UPDATED to add: Just learned that earlier this month The Guardian‘s The Bookseller section included the following item:
The runaway success of The Dangerous Book for Boys has inspired Penguin to start a list of “boy’s own” classics. Six end-of-empire adventure tales are being given nostalgic covers, aimed squarely at the Father’s Day market in June. They are: The Lost World by Sir Arthur Conan Doyle; She by H Rider Haggard; The Prisoner of Zenda by Anthony Hope; The Riddle of the Sands by Erskine Childers; The Thirty-Nine Steps by John Buchan; and The Man Who Was Thursday by GK Chesterton. A dashing collection for any middle-aged boy’s bookshelf.
* If you happen to discover on TV the 1956 British movie Reach for the Sky, starring Kenneth More as Bader, watch it with your kids. Not on DVD in North America any more, though you can find it in the UK.
The frogs are singing loudly now from the ditches, dugouts, and sloughs, the ducks — especially the goldeneyes — are pairing up, the grass is greening, gophers are running about, hawks swoop around overhead, and the prairie crocuses are up.
I missed Poetry Friday again — too many visitors here and places to be there. We had our mandated semi-annual home school facilitator visit (who last time told us, “I can see there’s a lot of learning going on in this house,” one reason I like him so very much), art lessons, cleaned our not-so little pioneer heritage museum, closed up since last fall, went to a working ranch horse sale where Davy was disgusted to leave without buying another horse, and worked on halter-breaking Laura’s 4H calf.
But in time for Earth Day, here is yet another poem from Frances Frost’s The Little Naturalist, 1959:
Valentine for Earth
by Frances Frost (1905-1959)
Oh, it will be fine
To rocket through space
And see the reverse
Of the moon’s dark face,
To travel to Saturn
Or Venus or Mars,
Or maybe discover
Some uncharted stars.
But do they have anything
Better than we?
Do you think, for instance,
They have a blue sea
For sailing and swimming?
Do the planets hills
With raspberry thickets
Where a song sparrow fills

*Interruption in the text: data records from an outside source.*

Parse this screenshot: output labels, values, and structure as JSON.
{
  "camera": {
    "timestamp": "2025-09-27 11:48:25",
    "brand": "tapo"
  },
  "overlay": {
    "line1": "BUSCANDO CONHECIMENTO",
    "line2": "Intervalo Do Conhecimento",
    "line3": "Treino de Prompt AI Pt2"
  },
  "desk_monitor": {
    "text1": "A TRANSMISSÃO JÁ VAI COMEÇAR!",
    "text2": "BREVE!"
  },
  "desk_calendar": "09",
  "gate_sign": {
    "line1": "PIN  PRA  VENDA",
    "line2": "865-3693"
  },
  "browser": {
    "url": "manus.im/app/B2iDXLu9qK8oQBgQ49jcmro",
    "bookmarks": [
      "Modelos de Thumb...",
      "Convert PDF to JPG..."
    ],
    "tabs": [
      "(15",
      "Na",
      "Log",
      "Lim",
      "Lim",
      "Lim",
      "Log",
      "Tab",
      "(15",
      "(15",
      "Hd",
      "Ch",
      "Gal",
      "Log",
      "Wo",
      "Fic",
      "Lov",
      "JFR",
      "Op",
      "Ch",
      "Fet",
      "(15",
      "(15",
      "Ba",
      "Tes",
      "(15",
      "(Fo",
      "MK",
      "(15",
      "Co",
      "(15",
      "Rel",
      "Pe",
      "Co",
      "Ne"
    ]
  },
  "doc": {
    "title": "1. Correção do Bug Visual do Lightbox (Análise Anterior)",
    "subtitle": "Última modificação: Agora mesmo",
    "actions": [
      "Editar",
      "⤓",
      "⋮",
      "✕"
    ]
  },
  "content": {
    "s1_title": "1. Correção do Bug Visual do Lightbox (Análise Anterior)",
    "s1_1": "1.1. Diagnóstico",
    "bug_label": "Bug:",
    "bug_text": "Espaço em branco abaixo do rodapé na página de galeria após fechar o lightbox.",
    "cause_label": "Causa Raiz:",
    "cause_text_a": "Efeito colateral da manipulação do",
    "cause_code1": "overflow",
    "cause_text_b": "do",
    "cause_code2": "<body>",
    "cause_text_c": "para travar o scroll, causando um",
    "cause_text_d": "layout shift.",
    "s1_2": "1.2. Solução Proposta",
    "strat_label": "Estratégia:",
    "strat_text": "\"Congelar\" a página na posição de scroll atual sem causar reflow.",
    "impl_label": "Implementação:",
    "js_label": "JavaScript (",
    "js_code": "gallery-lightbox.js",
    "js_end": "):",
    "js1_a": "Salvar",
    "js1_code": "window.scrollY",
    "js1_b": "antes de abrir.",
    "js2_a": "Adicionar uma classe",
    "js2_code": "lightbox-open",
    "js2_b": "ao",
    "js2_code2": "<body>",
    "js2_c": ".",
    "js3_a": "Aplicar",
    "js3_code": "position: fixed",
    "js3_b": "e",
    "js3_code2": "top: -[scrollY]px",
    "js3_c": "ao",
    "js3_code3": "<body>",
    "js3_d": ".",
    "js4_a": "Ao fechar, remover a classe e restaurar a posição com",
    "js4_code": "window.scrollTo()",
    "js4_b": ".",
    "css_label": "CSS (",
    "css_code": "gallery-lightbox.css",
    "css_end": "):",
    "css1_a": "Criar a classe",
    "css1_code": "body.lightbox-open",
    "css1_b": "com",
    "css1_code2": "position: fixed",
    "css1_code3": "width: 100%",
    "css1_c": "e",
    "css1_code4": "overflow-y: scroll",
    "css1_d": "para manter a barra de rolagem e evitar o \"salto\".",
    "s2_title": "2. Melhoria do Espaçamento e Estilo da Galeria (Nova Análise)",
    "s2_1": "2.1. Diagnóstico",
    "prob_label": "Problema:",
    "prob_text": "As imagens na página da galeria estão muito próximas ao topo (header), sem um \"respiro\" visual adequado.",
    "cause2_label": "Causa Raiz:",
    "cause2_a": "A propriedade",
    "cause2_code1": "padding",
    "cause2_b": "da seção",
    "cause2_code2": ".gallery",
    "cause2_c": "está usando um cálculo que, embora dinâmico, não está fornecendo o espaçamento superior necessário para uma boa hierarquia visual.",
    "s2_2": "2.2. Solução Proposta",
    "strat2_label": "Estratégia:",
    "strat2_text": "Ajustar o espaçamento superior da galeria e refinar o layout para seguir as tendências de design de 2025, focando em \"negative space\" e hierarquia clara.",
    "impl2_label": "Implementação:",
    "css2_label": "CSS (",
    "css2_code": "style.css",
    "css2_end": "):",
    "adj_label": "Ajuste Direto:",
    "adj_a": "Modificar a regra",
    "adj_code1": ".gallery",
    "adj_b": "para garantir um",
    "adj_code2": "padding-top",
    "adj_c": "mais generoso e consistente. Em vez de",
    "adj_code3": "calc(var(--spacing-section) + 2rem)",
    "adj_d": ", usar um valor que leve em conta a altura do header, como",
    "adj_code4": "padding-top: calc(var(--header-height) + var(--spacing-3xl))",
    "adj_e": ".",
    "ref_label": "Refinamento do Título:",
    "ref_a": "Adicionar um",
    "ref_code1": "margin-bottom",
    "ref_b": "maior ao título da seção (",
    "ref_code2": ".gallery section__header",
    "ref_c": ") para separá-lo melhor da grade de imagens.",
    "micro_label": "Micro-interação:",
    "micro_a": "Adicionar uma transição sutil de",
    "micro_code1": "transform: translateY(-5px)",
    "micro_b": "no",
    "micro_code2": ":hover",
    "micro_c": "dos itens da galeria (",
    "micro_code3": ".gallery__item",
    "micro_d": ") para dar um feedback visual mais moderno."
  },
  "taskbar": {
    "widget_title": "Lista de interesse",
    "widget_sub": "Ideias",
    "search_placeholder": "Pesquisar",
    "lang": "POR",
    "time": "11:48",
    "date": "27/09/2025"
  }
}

The summer with music?
And do they have snow
To silver the roads
Where the school buses go?
Oh, I’m all for rockets
And worlds cold or hot,
But I’m wild in love
With the planet we’ve got!